Within the past week there has been a reduction in the overall waiting lists across the country of 16%; in University Hospital Galway itself, access for procedures has improved by 40% since 2011; most notably, considering the difficulties it was encountering in December last year, the hospital achieved the nine month primary targeting list for inpatient waiting lists on 30 September 2012. On behalf of the Minister I thank all the staff involved and acknowledge their dedication and commitment to those significant achievements.
I reiterate my compliments to the staff working in the hospital on the dramatic improvement in many of its services. I regret that the Minister of State, Deputy Jan O'Sullivan, must respond to the issue and that the Minister for Health could not be present to respond because what I raise is extremely important. People to whom I have spoken have rung the pain clinic on a weekly basis. Their doctors have written to the pain clinic asking for speedier referrals and treatment to no avail. I contend that some of the information provided by the Department of Health in the response is slightly inaccurate. It is not something many of those I have met experience. While I appreciate the sentiment of the response, that alone will not solve the problem. The problem is clear. There are two consultants and we need more. There are three clinical nurses and we need more. The reality is that those on the waiting list for the pain clinic in Galway are in pain. They are not waiting for a diagnosis; they are in pain and are seeking treatment for the pain. Each additional week they wait is an extra week in pain. Each additional month they wait is another month in pain. In some circumstances those who are waiting are immobile while others are in agony.

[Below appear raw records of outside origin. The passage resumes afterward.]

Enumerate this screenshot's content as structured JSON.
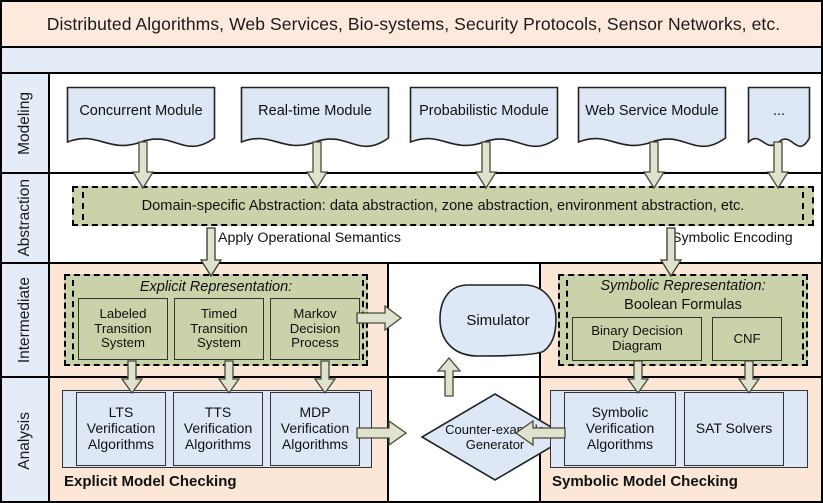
{
  "header": {
    "applications": "Distributed Algorithms, Web Services, Bio-systems, Security Protocols, Sensor Networks, etc."
  },
  "rows": [
    {
      "id": "modeling",
      "label": "Modeling"
    },
    {
      "id": "abstraction",
      "label": "Abstraction"
    },
    {
      "id": "intermediate",
      "label": "Intermediate"
    },
    {
      "id": "analysis",
      "label": "Analysis"
    }
  ],
  "modeling": {
    "modules": [
      {
        "label": "Concurrent Module"
      },
      {
        "label": "Real-time Module"
      },
      {
        "label": "Probabilistic Module"
      },
      {
        "label": "Web Service Module"
      },
      {
        "label": "..."
      }
    ]
  },
  "abstraction": {
    "bar_label": "Domain-specific Abstraction: data abstraction, zone abstraction, environment abstraction, etc.",
    "left_edge_label": "Apply Operational Semantics",
    "right_edge_label": "Symbolic Encoding"
  },
  "intermediate": {
    "explicit": {
      "title": "Explicit Representation:",
      "items": [
        {
          "label": "Labeled Transition System"
        },
        {
          "label": "Timed Transition System"
        },
        {
          "label": "Markov Decision Process"
        }
      ]
    },
    "simulator": {
      "label": "Simulator"
    },
    "symbolic": {
      "title": "Symbolic Representation:",
      "subtitle": "Boolean Formulas",
      "items": [
        {
          "label": "Binary Decision Diagram"
        },
        {
          "label": "CNF"
        }
      ]
    }
  },
  "analysis": {
    "explicit": {
      "title": "Explicit Model Checking",
      "items": [
        {
          "label": "LTS Verification Algorithms"
        },
        {
          "label": "TTS Verification Algorithms"
        },
        {
          "label": "MDP Verification Algorithms"
        }
      ]
    },
    "counterexample": {
      "label": "Counter-example Generator"
    },
    "symbolic": {
      "title": "Symbolic Model Checking",
      "items": [
        {
          "label": "Symbolic Verification Algorithms"
        },
        {
          "label": "SAT Solvers"
        }
      ]
    }
  },
  "colors": {
    "header_band": "#fdeadc",
    "strip_blue": "#e4ecf7",
    "peach": "#fce7d6",
    "green": "#c9d2a9",
    "blue_box": "#dde7f6",
    "arrow": "#dfe2cc",
    "outline": "#000000"
  }
}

I am not happy with the answer I received. I appreciate that the issue does not relate to the Minister of State's brief. I urge her to speak to the Minister for Health, Deputy Reilly, explain the details of the cases I have raised, in particular the case to which I referred in my initial statement, and ask him to put a specific plan in place, perhaps via a special delivery unit or by agreement with hospital management in the Galway University Hospitals, to deal with the severe delays and frustrations experienced by patients in pain while they wait for pain clinic appointments. In many cases they suffer so much that their lives are debilitated.

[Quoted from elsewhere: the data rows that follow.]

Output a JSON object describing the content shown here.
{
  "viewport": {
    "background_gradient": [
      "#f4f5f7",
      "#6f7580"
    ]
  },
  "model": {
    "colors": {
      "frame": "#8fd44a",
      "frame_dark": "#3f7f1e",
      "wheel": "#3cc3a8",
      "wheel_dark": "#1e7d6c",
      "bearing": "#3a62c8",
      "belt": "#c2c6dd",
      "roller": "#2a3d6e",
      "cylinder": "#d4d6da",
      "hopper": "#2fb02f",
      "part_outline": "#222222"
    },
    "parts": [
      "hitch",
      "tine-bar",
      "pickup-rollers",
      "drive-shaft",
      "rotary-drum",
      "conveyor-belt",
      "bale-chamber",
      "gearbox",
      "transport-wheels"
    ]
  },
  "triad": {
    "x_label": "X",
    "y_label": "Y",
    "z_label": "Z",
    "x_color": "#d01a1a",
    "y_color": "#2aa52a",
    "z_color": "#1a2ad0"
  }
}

Deputy Nolan clearly outlined the difficult position of such patients. I will convey his concerns directly to the Minister, Deputy Reilly. We all want the quickest possible responses to patients in pain or who need care in other ways. The Deputy acknowledged the progress that has been made in various areas. I will convey the issues raised to the Minister and the suggestions Deputy Nolan has made on how to address it, including the special delivery unit. I apologise for not being able to provide a more precise answer as I am not in the Department concerned.